Examine the entries below, count the lines holding the string "value", and respond with the number only.

**Dataset rows for apps and sites**:
★ ★ ★ ★
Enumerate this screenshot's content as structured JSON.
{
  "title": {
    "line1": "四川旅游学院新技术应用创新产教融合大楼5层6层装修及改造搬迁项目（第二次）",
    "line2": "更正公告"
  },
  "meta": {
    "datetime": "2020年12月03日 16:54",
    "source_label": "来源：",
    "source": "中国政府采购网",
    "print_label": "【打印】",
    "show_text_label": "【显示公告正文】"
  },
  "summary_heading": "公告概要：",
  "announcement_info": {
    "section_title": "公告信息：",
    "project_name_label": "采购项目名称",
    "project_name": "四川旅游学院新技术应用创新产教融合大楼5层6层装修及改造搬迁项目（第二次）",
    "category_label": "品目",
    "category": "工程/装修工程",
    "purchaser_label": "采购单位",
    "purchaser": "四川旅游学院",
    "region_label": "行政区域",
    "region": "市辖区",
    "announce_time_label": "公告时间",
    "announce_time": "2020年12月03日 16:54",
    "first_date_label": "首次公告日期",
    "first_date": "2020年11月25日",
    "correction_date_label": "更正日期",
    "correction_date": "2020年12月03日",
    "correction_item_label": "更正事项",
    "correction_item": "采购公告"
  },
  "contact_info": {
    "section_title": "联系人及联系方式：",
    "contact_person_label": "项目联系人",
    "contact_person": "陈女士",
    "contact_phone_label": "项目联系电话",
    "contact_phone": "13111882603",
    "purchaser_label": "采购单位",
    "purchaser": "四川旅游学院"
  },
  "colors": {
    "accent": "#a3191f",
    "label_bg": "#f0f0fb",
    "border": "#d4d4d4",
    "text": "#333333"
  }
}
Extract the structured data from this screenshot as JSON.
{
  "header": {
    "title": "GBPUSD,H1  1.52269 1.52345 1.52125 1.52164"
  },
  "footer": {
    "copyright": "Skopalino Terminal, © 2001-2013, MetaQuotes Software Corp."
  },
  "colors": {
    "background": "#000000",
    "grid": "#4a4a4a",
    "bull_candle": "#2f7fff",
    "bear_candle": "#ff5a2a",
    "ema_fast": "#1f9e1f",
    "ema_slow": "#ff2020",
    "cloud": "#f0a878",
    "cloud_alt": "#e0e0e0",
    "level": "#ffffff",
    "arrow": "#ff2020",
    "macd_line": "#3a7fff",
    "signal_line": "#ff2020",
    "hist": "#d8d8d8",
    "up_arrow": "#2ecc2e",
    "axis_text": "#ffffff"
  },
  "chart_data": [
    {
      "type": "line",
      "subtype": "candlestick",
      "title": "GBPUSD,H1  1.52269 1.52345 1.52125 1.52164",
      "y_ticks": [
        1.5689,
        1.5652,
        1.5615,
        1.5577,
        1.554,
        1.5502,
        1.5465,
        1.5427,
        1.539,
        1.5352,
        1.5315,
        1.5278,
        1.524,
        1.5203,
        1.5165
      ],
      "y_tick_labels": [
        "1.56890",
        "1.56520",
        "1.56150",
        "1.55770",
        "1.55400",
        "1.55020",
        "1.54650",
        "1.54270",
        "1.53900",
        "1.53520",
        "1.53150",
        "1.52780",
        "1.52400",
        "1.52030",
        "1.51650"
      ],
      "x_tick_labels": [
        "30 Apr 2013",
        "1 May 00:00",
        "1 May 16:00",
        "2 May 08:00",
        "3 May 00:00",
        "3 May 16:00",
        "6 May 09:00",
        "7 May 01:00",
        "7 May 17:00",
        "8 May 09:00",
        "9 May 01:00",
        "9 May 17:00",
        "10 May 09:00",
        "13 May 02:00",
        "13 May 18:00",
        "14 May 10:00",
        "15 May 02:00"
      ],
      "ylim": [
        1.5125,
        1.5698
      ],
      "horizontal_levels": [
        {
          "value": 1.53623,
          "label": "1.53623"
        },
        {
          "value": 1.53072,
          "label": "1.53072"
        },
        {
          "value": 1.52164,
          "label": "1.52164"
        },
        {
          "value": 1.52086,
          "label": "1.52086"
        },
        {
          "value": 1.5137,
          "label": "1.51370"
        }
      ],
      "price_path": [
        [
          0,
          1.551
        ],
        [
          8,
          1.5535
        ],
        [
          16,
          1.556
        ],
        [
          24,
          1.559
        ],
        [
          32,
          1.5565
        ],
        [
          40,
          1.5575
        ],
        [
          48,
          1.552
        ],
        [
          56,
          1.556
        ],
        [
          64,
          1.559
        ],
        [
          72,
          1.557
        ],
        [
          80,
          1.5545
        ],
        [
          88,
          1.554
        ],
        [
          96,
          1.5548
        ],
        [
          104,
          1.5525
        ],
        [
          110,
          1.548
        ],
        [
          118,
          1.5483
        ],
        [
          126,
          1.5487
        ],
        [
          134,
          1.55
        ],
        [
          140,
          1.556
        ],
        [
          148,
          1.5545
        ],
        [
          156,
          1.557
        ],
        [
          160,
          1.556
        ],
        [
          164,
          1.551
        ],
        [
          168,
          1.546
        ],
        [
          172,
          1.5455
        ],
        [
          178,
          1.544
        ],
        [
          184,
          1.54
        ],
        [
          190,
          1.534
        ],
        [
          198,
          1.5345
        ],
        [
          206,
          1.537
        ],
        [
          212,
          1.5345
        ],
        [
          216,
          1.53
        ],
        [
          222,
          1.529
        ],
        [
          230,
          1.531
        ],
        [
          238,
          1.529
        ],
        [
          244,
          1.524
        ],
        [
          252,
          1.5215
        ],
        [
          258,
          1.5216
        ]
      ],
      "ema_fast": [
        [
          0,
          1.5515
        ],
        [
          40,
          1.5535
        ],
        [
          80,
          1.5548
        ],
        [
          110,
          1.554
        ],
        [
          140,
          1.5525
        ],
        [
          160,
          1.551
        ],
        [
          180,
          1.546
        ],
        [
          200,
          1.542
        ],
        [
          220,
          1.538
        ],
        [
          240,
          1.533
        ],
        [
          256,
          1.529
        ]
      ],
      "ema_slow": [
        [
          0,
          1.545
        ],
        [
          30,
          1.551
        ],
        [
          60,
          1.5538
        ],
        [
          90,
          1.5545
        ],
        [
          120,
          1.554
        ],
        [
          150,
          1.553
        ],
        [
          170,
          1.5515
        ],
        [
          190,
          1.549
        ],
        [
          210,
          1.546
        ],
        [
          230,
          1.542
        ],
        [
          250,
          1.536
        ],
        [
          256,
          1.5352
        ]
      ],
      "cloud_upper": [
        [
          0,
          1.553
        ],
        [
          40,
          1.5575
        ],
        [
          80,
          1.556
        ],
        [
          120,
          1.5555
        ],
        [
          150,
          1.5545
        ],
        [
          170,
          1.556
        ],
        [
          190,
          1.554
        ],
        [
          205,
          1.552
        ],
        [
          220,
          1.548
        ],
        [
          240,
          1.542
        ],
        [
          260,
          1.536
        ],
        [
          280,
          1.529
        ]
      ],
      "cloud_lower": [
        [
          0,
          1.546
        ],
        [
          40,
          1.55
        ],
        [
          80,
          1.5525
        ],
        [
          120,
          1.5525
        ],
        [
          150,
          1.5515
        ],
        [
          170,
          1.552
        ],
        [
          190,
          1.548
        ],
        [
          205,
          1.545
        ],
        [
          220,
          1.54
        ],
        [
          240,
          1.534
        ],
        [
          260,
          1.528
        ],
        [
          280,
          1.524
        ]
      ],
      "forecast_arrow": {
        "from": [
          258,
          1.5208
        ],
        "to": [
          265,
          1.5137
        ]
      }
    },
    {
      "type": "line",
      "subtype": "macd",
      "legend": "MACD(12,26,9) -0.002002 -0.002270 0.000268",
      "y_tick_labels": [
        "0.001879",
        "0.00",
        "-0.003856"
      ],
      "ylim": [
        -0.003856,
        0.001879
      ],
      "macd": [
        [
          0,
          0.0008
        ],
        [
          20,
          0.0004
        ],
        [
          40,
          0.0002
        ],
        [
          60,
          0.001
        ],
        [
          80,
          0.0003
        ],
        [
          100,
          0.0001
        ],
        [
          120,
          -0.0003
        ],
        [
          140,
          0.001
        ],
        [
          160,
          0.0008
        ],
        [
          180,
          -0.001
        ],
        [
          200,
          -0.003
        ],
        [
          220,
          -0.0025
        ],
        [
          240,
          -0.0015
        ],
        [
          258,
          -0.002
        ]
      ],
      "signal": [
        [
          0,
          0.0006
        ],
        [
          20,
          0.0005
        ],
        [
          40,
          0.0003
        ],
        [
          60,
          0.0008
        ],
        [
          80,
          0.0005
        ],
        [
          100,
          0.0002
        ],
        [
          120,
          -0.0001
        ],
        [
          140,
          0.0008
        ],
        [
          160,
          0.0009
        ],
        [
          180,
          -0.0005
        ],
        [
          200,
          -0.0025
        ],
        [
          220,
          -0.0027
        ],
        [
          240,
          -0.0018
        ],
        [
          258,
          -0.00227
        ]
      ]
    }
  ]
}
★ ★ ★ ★
**Completed task**: 5